The findings are advised in a dispassionate, simple, documentary model; there’s no sensationalizing or sentimentalizing, no taking part in on tear ducts or heartstrings.
That’s what makes this kind of factual, journalistic theatermaking so compelling. You’ll be able to’t refute the revelations, however you must digest and interpret them for your self (There are post-performance discussions/viewers talkbacks on August 16, 17 and 18 that can assist you course of the alarming disclosures).
The most important shock, maybe, was the chalet the place “good employees,” at each stage, may very well be given a couple of days depart/reprieve as a reward for his or her contributions, presumably to the trigger — of killing 1.1 million individuals in that largest and most well-known of focus camps.
It defies comprehension.

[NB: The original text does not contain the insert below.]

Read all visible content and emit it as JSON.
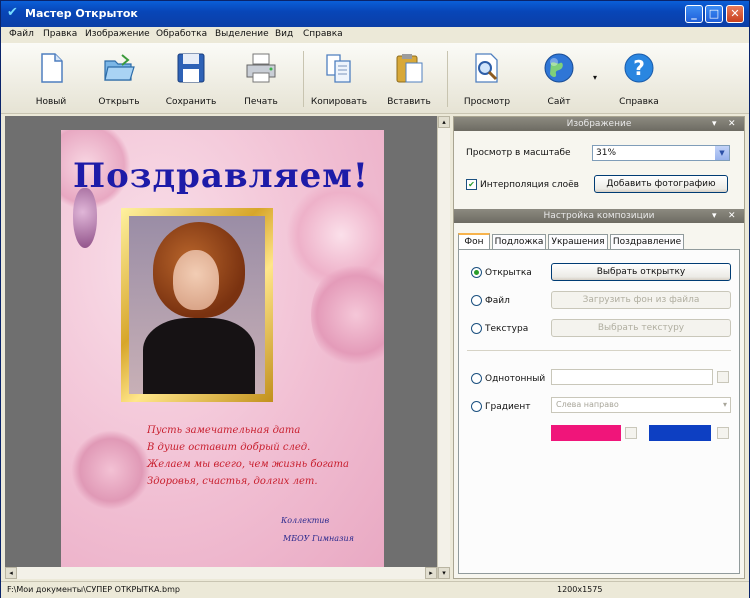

In spite of everything these years, because the survivors are dying off daily and extra individuals change into Holocaust deniers, it’s wonderful that there are nonetheless discoveries to be made in regards to the Holocaust. The content material of “Blueberries” affords a unique viewpoint from the same old stories; these hair-raising revelations come from the perpetrators (and their descendants), not from the victims.
In these most horrible of anti-Democracy, freedom- and rights-stealing instances in America, there are nonetheless salient classes to be realized.
Historical past can, and infrequently does, repeat itself. We’d higher beware… and remember.
- “Right here There Are Blueberries,” a world premiere co-production with the Tectonic Theater Undertaking, runs on the La Jolla Playhouse, Sheila and Hughes Potiker Theatre, 2910 La Jolla Village Drive, by Aug. 21
- Performances: Tuesday and Wednesday, 7:30 p.m., Thursday, Friday, Saturday at 8 p.m., Sunday at 7 p.m., with matinees on Saturday and Sunday at 2 p.m.
- Tickets ($25-$62) might be obtained at 858-550-1010 or lajollaplayhouse.org
- Operating time: 90 min.
- COVID coverage: Masks are required indoors in any respect La Jolla Playhouse venues.
- Word: Whereas development continues, there are shuttles from the distanced parking zone.
Pat Launer, a member of the American Theatre Critics Affiliation, is a long-time San Diego arts author and an Emmy Award-winning theater critic. An archive of her previews and evaluations might be discovered at patlauner.com.